◆ **Task data**
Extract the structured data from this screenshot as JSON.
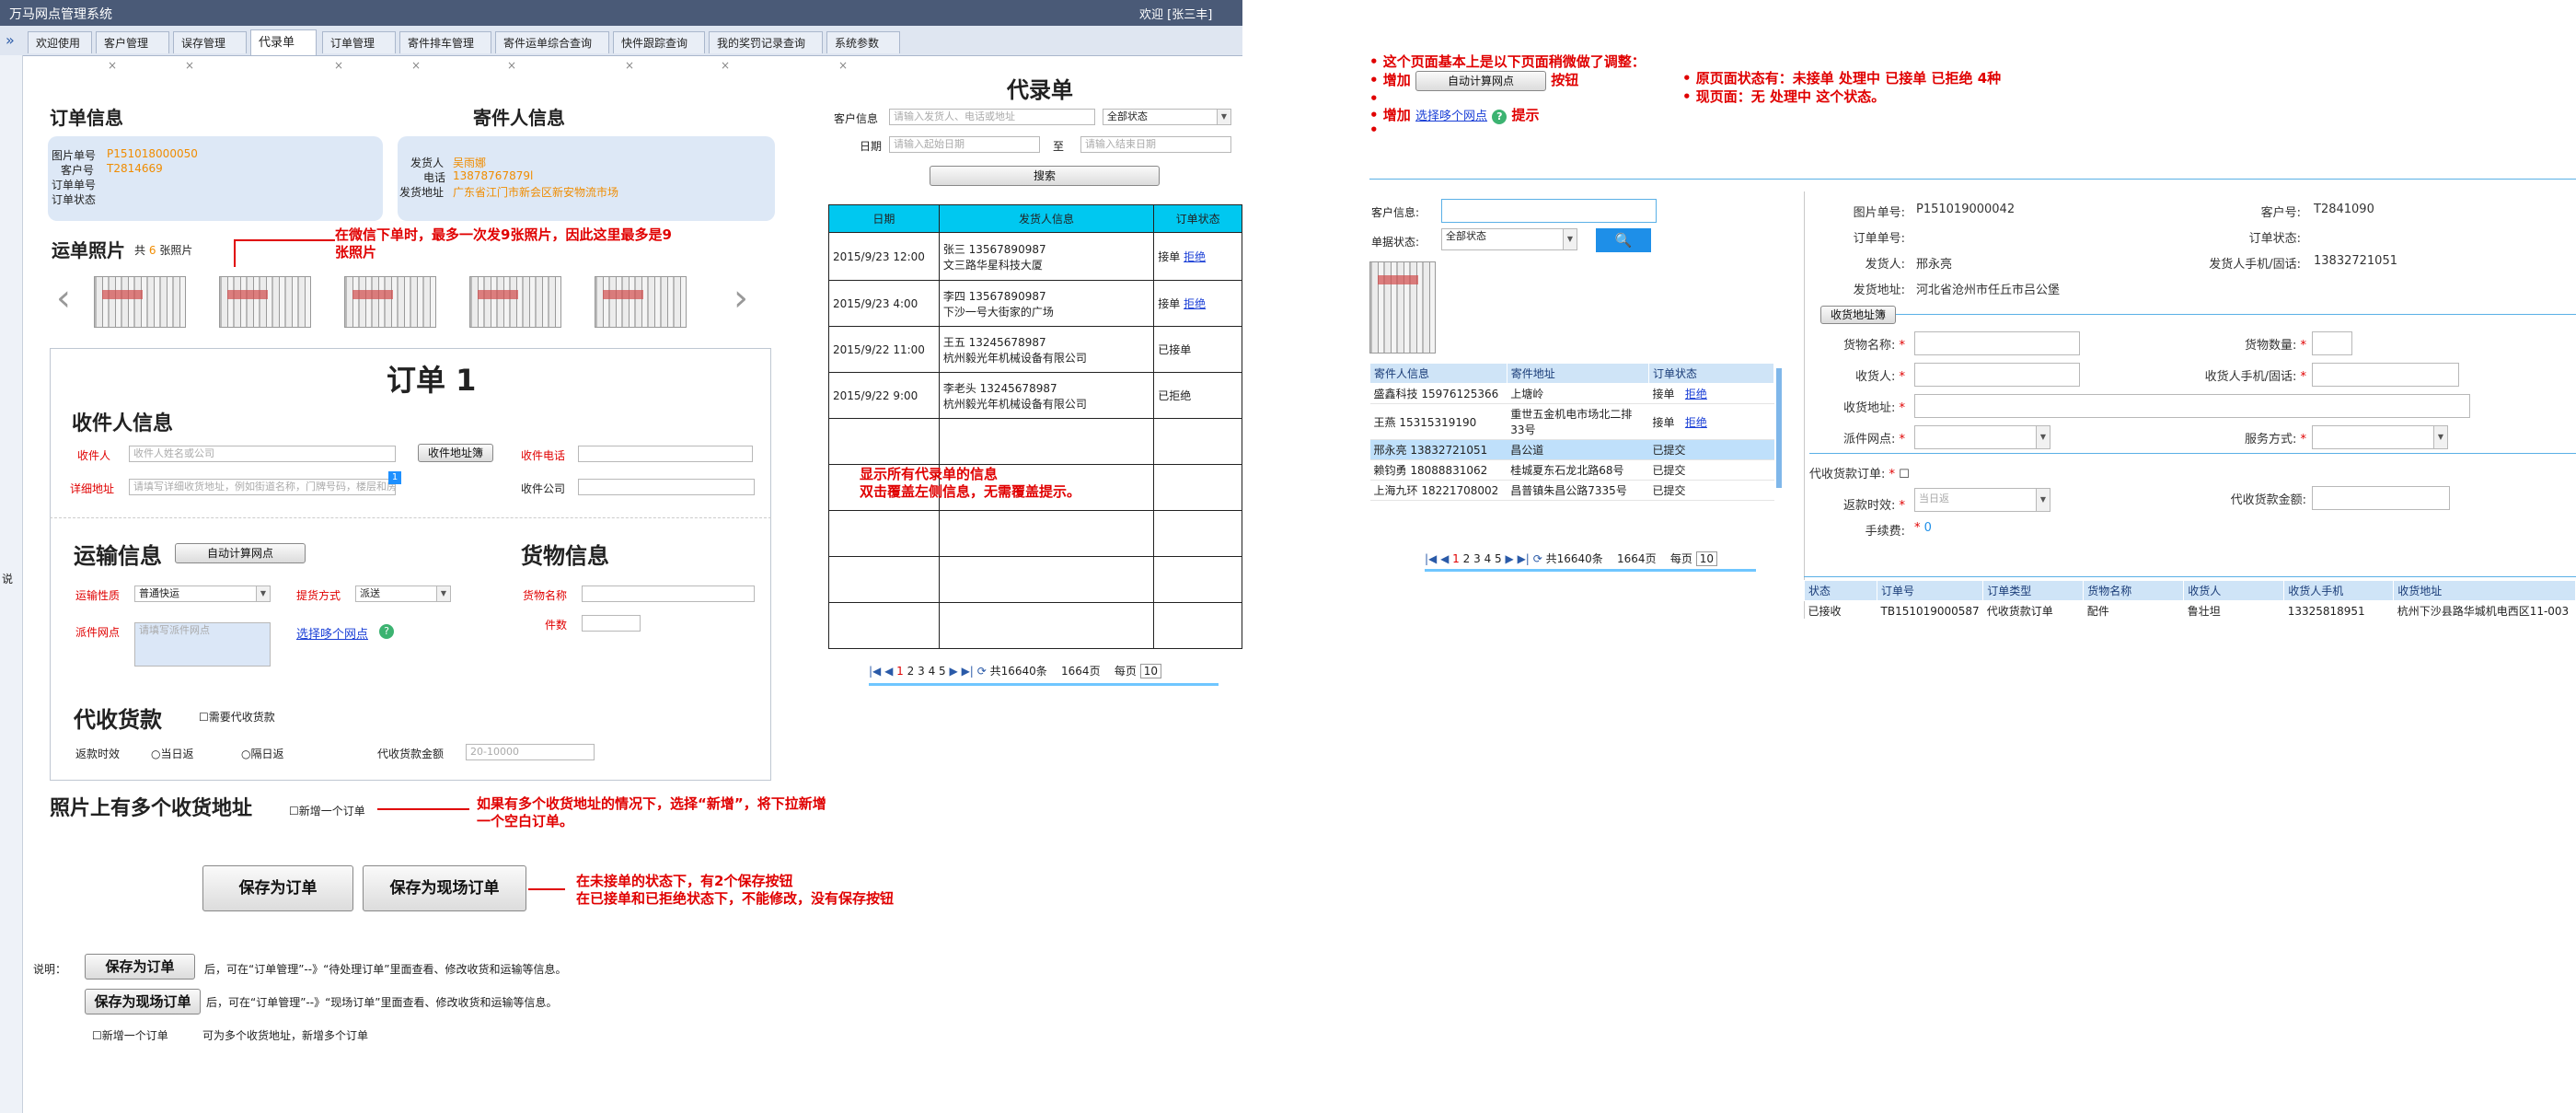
{
  "header": {
    "app_title": "万马网点管理系统",
    "welcome": "欢迎 [张三丰]"
  },
  "tabs": [
    {
      "label": "欢迎使用",
      "close": false
    },
    {
      "label": "客户管理",
      "close": true
    },
    {
      "label": "误存管理",
      "close": true
    },
    {
      "label": "代录单",
      "close": false,
      "active": true
    },
    {
      "label": "订单管理",
      "close": true
    },
    {
      "label": "寄件排车管理",
      "close": true
    },
    {
      "label": "寄件运单综合查询",
      "close": true
    },
    {
      "label": "快件跟踪查询",
      "close": true
    },
    {
      "label": "我的奖罚记录查询",
      "close": true
    },
    {
      "label": "系统参数",
      "close": true
    }
  ],
  "left_strip": {
    "toggle": "»",
    "label": "说"
  },
  "order_info": {
    "title": "订单信息",
    "rows": [
      {
        "label": "图片单号",
        "value": "P151018000050"
      },
      {
        "label": "客户号",
        "value": "T2814669"
      },
      {
        "label": "订单单号",
        "value": ""
      },
      {
        "label": "订单状态",
        "value": ""
      }
    ]
  },
  "sender_info": {
    "title": "寄件人信息",
    "rows": [
      {
        "label": "发货人",
        "value": "吴雨娜"
      },
      {
        "label": "电话",
        "value": "13878767879l"
      },
      {
        "label": "发货地址",
        "value": "广东省江门市新会区新安物流市场"
      }
    ]
  },
  "photos": {
    "title": "运单照片",
    "count_prefix": "共",
    "count": "6",
    "count_suffix": "张照片",
    "prev": "‹",
    "next": "›"
  },
  "annotations": {
    "photos_note": "在微信下单时，最多一次发9张照片，因此这里最多是9张照片",
    "list_note": "显示所有代录单的信息\n双击覆盖左侧信息，无需覆盖提示。",
    "multi_addr_note": "如果有多个收货地址的情况下，选择“新增”，将下拉新增一个空白订单。",
    "save_note": "在未接单的状态下，有2个保存按钮\n在已接单和已拒绝状态下，不能修改，没有保存按钮"
  },
  "order_form": {
    "title": "订单 1",
    "receiver": {
      "title": "收件人信息",
      "name_label": "收件人",
      "name_ph": "收件人姓名或公司",
      "addr_book_btn": "收件地址簿",
      "phone_label": "收件电话",
      "addr_label": "详细地址",
      "addr_ph": "请填写详细收货地址，例如街道名称，门牌号码，楼层和房间号等信息",
      "addr_badge": "1",
      "company_label": "收件公司"
    },
    "transport": {
      "title": "运输信息",
      "calc_btn": "自动计算网点",
      "nature_label": "运输性质",
      "nature_value": "普通快运",
      "pickup_label": "提货方式",
      "pickup_value": "派送",
      "dispatch_label": "派件网点",
      "dispatch_ph": "请填写派件网点",
      "multi_link": "选择哆个网点",
      "help_icon": "?"
    },
    "goods": {
      "title": "货物信息",
      "name_label": "货物名称",
      "qty_label": "件数"
    },
    "cod": {
      "title": "代收货款",
      "need_label": "需要代收货款",
      "return_label": "返款时效",
      "opt1": "当日返",
      "opt2": "隔日返",
      "amount_label": "代收货款金额",
      "amount_ph": "20-10000"
    }
  },
  "multi_addr": {
    "title": "照片上有多个收货地址",
    "check_label": "新增一个订单"
  },
  "buttons": {
    "save_order": "保存为订单",
    "save_onsite": "保存为现场订单"
  },
  "explain": {
    "label": "说明：",
    "btn1": "保存为订单",
    "text1": "后，可在“订单管理”--》“待处理订单”里面查看、修改收货和运输等信息。",
    "btn2": "保存为现场订单",
    "text2": "后，可在“订单管理”--》“现场订单”里面查看、修改收货和运输等信息。",
    "check": "新增一个订单",
    "text3": "可为多个收货地址，新增多个订单"
  },
  "list_panel": {
    "title": "代录单",
    "customer_label": "客户信息",
    "customer_ph": "请输入发货人、电话或地址",
    "status_value": "全部状态",
    "date_label": "日期",
    "date_start_ph": "请输入起始日期",
    "to": "至",
    "date_end_ph": "请输入结束日期",
    "search_btn": "搜索",
    "columns": [
      "日期",
      "发货人信息",
      "订单状态"
    ],
    "rows": [
      {
        "date": "2015/9/23 12:00",
        "line1": "张三 13567890987",
        "line2": "文三路华星科技大厦",
        "status": "接单",
        "reject": "拒绝"
      },
      {
        "date": "2015/9/23 4:00",
        "line1": "李四 13567890987",
        "line2": "下沙一号大街家的广场",
        "status": "接单",
        "reject": "拒绝"
      },
      {
        "date": "2015/9/22 11:00",
        "line1": "王五 13245678987",
        "line2": "杭州毅光年机械设备有限公司",
        "status": "已接单",
        "reject": ""
      },
      {
        "date": "2015/9/22 9:00",
        "line1": "李老头 13245678987",
        "line2": "杭州毅光年机械设备有限公司",
        "status": "已拒绝",
        "reject": ""
      }
    ],
    "pager": {
      "pages": [
        "1",
        "2",
        "3",
        "4",
        "5"
      ],
      "total": "共16640条",
      "page_count": "1664页",
      "per_page_label": "每页",
      "per_page": "10"
    }
  },
  "right_notes": {
    "note1": "• 这个页面基本上是以下页面稍微做了调整：",
    "note2_prefix": "• 增加",
    "note2_btn": "自动计算网点",
    "note2_suffix": "按钮",
    "note3": "•",
    "note4_prefix": "• 增加",
    "note4_link": "选择哆个网点",
    "note4_suffix": "提示",
    "note5": "•",
    "note6": "• 原页面状态有：未接单 处理中 已接单 已拒绝 4种",
    "note7": "• 现页面：无 处理中 这个状态。"
  },
  "old_page": {
    "customer_label": "客户信息:",
    "status_label": "单据状态:",
    "status_value": "全部状态",
    "columns": [
      "寄件人信息",
      "寄件地址",
      "订单状态"
    ],
    "rows": [
      {
        "info": "盛鑫科技 15976125366",
        "addr": "上塘岭",
        "status": "接单",
        "reject": "拒绝"
      },
      {
        "info": "王燕 15315319190",
        "addr": "重世五金机电市场北二排33号",
        "status": "接单",
        "reject": "拒绝"
      },
      {
        "info": "邢永亮 13832721051",
        "addr": "昌公道",
        "status": "已提交",
        "reject": ""
      },
      {
        "info": "赖钧勇 18088831062",
        "addr": "桂城夏东石龙北路68号",
        "status": "已提交",
        "reject": ""
      },
      {
        "info": "上海九环 18221708002",
        "addr": "昌普镇朱昌公路7335号",
        "status": "已提交",
        "reject": ""
      }
    ],
    "pager": {
      "pages": [
        "1",
        "2",
        "3",
        "4",
        "5"
      ],
      "total": "共16640条",
      "page_count": "1664页",
      "per_page_label": "每页",
      "per_page": "10"
    },
    "detail": {
      "pic_no_label": "图片单号:",
      "pic_no": "P151019000042",
      "cust_label": "客户号:",
      "cust": "T2841090",
      "order_no_label": "订单单号:",
      "order_status_label": "订单状态:",
      "sender_label": "发货人:",
      "sender": "邢永亮",
      "sender_phone_label": "发货人手机/固话:",
      "sender_phone": "13832721051",
      "sender_addr_label": "发货地址:",
      "sender_addr": "河北省沧州市任丘市吕公堡",
      "addr_book": "收货地址簿",
      "goods_name_label": "货物名称:",
      "goods_qty_label": "货物数量:",
      "receiver_label": "收货人:",
      "receiver_phone_label": "收货人手机/固话:",
      "receiver_addr_label": "收货地址:",
      "dispatch_label": "派件网点:",
      "service_label": "服务方式:",
      "cod_label": "代收货款订单:",
      "return_label": "返款时效:",
      "return_ph": "当日返",
      "cod_amount_label": "代收货款金额:",
      "fee_label": "手续费:",
      "fee": "0"
    },
    "bottom_columns": [
      "状态",
      "订单号",
      "订单类型",
      "货物名称",
      "收货人",
      "收货人手机",
      "收货地址"
    ],
    "bottom_row": [
      "已接收",
      "TB151019000587",
      "代收货款订单",
      "配件",
      "鲁壮坦",
      "13325818951",
      "杭州下沙县路华城机电西区11-003"
    ]
  }
}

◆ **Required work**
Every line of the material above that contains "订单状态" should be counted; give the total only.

◆ **Response to this task**
4